Ben Lee’s morph from pop star to spiritual songwriter just got freakier. Here, his inward-facing eye swivels to ayahuasca: a hallucinogenic tea brewed by Peruvian shamans to connect drinkers to the spirit world. This record is a document of Lee’s ayahuasca experiences – an ambitious, if not unachievable, goal. But who better to boot it clear of the posts than the guy who once said he was Australian music’s saviour?
A shameless approach to spiritual music is better than a squeamish one.

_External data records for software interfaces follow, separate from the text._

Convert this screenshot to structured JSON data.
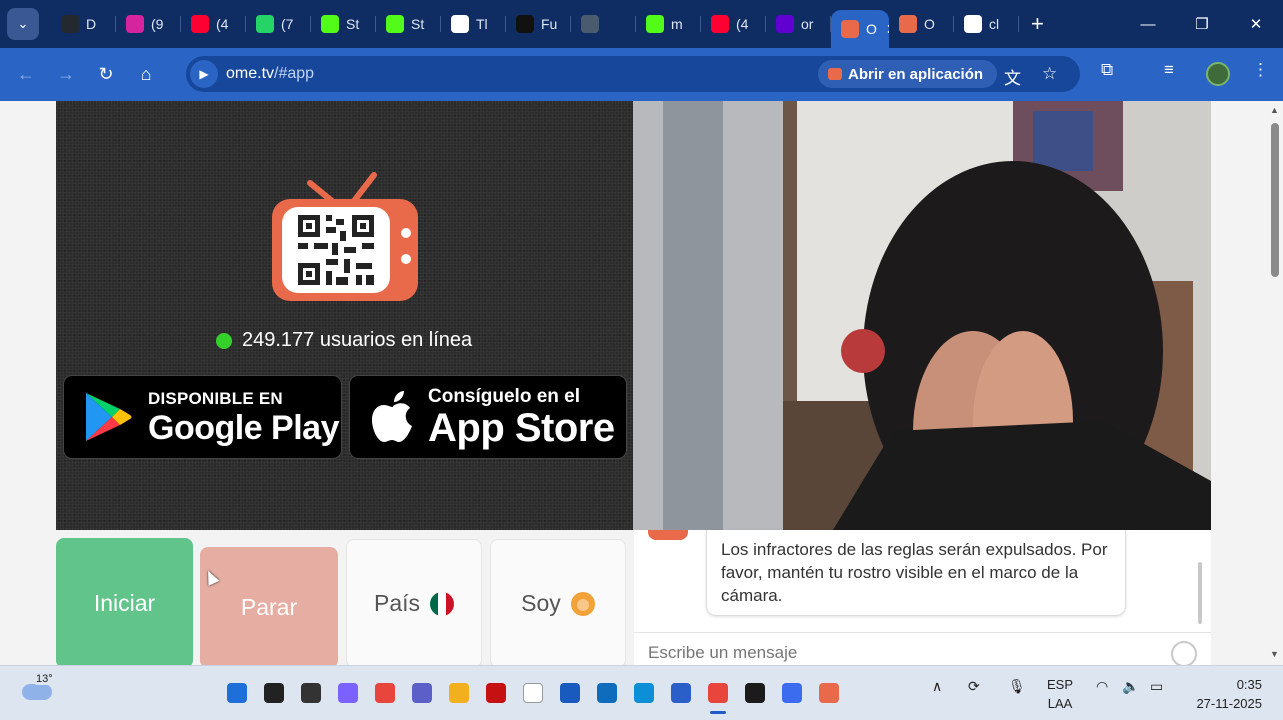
{
  "browser": {
    "tabs": [
      {
        "label": "D",
        "icon": "github-icon",
        "color": "#24292f"
      },
      {
        "label": "(9",
        "icon": "instagram-icon",
        "color": "#d6249f"
      },
      {
        "label": "(4",
        "icon": "youtube-icon",
        "color": "#ff0033"
      },
      {
        "label": "(7",
        "icon": "whatsapp-icon",
        "color": "#25d366"
      },
      {
        "label": "St",
        "icon": "kick-icon",
        "color": "#53fc18"
      },
      {
        "label": "St",
        "icon": "kick-icon",
        "color": "#53fc18"
      },
      {
        "label": "Tl",
        "icon": "diamond-icon",
        "color": "#ffffff"
      },
      {
        "label": "Fu",
        "icon": "fu-icon",
        "color": "#111111"
      },
      {
        "label": "",
        "icon": "owl-icon",
        "color": "#4a5b6e"
      },
      {
        "label": "m",
        "icon": "kick-icon",
        "color": "#53fc18"
      },
      {
        "label": "(4",
        "icon": "youtube-icon",
        "color": "#ff0033"
      },
      {
        "label": "or",
        "icon": "yahoo-icon",
        "color": "#6001d2"
      },
      {
        "label": "O",
        "icon": "ometv-icon",
        "color": "#e96a4a",
        "active": true
      },
      {
        "label": "O",
        "icon": "ometv-icon",
        "color": "#e96a4a"
      },
      {
        "label": "cl",
        "icon": "globe-icon",
        "color": "#ffffff"
      }
    ],
    "url_host": "ome.tv",
    "url_path": "/#app",
    "open_app_label": "Abrir en aplicación"
  },
  "page": {
    "online_count": "249.177 usuarios en línea",
    "google_play": {
      "small": "DISPONIBLE EN",
      "big": "Google Play"
    },
    "app_store": {
      "small": "Consíguelo en el",
      "big": "App Store"
    },
    "buttons": {
      "start": "Iniciar",
      "stop": "Parar",
      "country": "País",
      "gender": "Soy"
    },
    "chat": {
      "message": "Los infractores de las reglas serán expulsados. Por favor, mantén tu rostro visible en el marco de la cámara.",
      "input_placeholder": "Escribe un mensaje"
    }
  },
  "taskbar": {
    "temperature": "13°",
    "lang_top": "ESP",
    "lang_bottom": "LAA",
    "time": "0:35",
    "date": "27-11-2025",
    "apps": [
      {
        "name": "windows-start-icon",
        "color": "#1e6fd9"
      },
      {
        "name": "search-icon",
        "color": "#222222"
      },
      {
        "name": "task-view-icon",
        "color": "#333333"
      },
      {
        "name": "copilot-icon",
        "color": "#7b61ff"
      },
      {
        "name": "chrome-icon",
        "color": "#e8453c"
      },
      {
        "name": "teams-icon",
        "color": "#5b5fc7"
      },
      {
        "name": "file-explorer-icon",
        "color": "#f2b01e"
      },
      {
        "name": "among-us-icon",
        "color": "#c51111"
      },
      {
        "name": "blank-file-icon",
        "color": "#ffffff"
      },
      {
        "name": "word-icon",
        "color": "#185abd"
      },
      {
        "name": "outlook-icon",
        "color": "#0f6cbd"
      },
      {
        "name": "edge-icon",
        "color": "#0c8fd6"
      },
      {
        "name": "store-icon",
        "color": "#2a5ec8"
      },
      {
        "name": "chrome-active-icon",
        "color": "#e8453c",
        "active": true
      },
      {
        "name": "steam-like-icon",
        "color": "#1b1b1b"
      },
      {
        "name": "app-blue-icon",
        "color": "#3b6cf0"
      },
      {
        "name": "ometv-app-icon",
        "color": "#e96a4a"
      }
    ]
  }
}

On a first listen it’s tempting to mock Lee’s explicitly devotional music. Two listens in, that mockery melts away. “Let my words be true / Let my prayers be pleasing to you” Lee sings on Invocation and, mostly, they are. Panting and chanting arrest our attention on ‘Welcome to the House of Mystical Deat’h, then reward it with a crescendo as joyously noisy as The Polyphonic Spree.

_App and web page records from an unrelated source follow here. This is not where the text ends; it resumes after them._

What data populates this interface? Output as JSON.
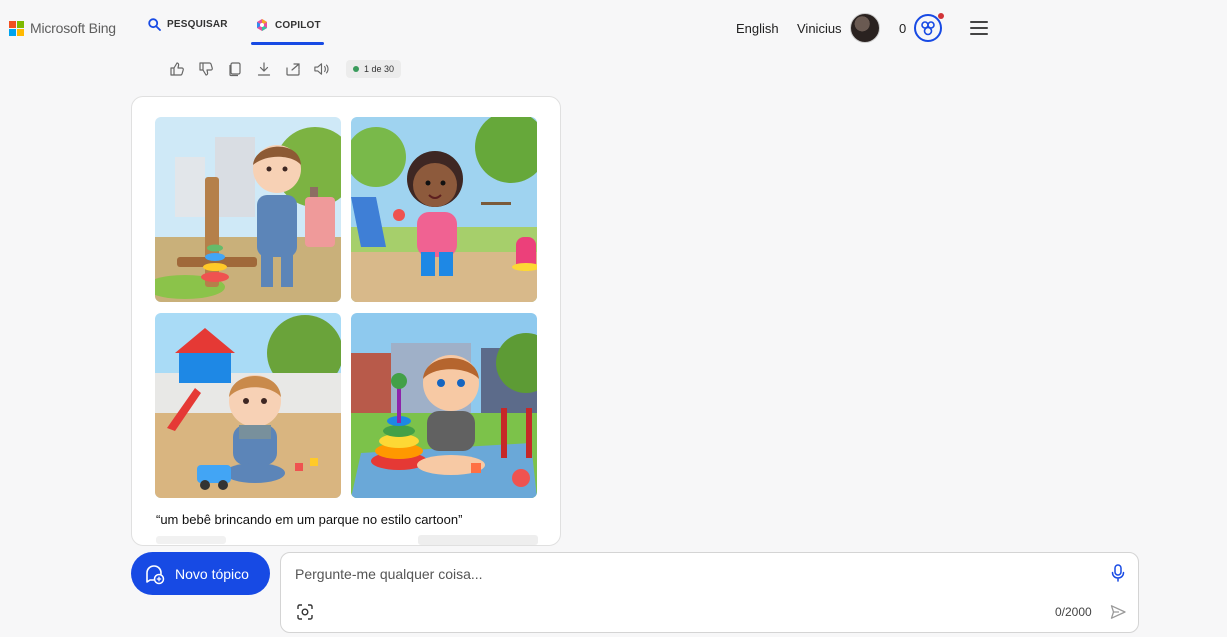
{
  "header": {
    "logo_text": "Microsoft Bing",
    "tabs": [
      {
        "label": "PESQUISAR",
        "icon": "search-icon"
      },
      {
        "label": "COPILOT",
        "icon": "copilot-icon",
        "active": true
      }
    ],
    "language": "English",
    "user_name": "Vinicius",
    "points": "0",
    "accent_color": "#174ae4"
  },
  "toolbar": {
    "icons": [
      "thumbs-up-icon",
      "thumbs-down-icon",
      "copy-icon",
      "download-icon",
      "share-icon",
      "speaker-icon"
    ],
    "counter": "1 de 30"
  },
  "result": {
    "caption": "“um bebê brincando em um parque no estilo cartoon”",
    "images": [
      {
        "name": "generated-image-1"
      },
      {
        "name": "generated-image-2"
      },
      {
        "name": "generated-image-3"
      },
      {
        "name": "generated-image-4"
      }
    ]
  },
  "composer": {
    "new_topic_label": "Novo tópico",
    "placeholder": "Pergunte-me qualquer coisa...",
    "char_count": "0/2000"
  }
}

From that (presumably literal) high, the record slips into ruminating piano passages and experimental sounds and samples. Lee’s painstaking delivery on ‘The Will To Grow’ evokes Sparklehorse’s Mark Linkous while ‘I Am That I Am’ blends gospel, West African-style basslines and rumbling, tumbling piano. The world music vibe continues on ‘Song for Samuel’ with its Klezmer-style strings, tabla jams and shoulder-swaying harmonies.
There are clichés here, and flinches too, on a record obviously birthed from the belly of the narcissistic Los Angeles beast. But though Lee says it’s “probably my least commercial record”, he’s underselling a sizeable market of fellow seekers on the path. Just look to the ever-growing washout from Yoga and meditation classes all over the western world for proof.
Like this? Try these: The Polyphonic Spree, The Beginning Stages of the Polyphonic Spree; Ben Lee, Deeper Into Dream.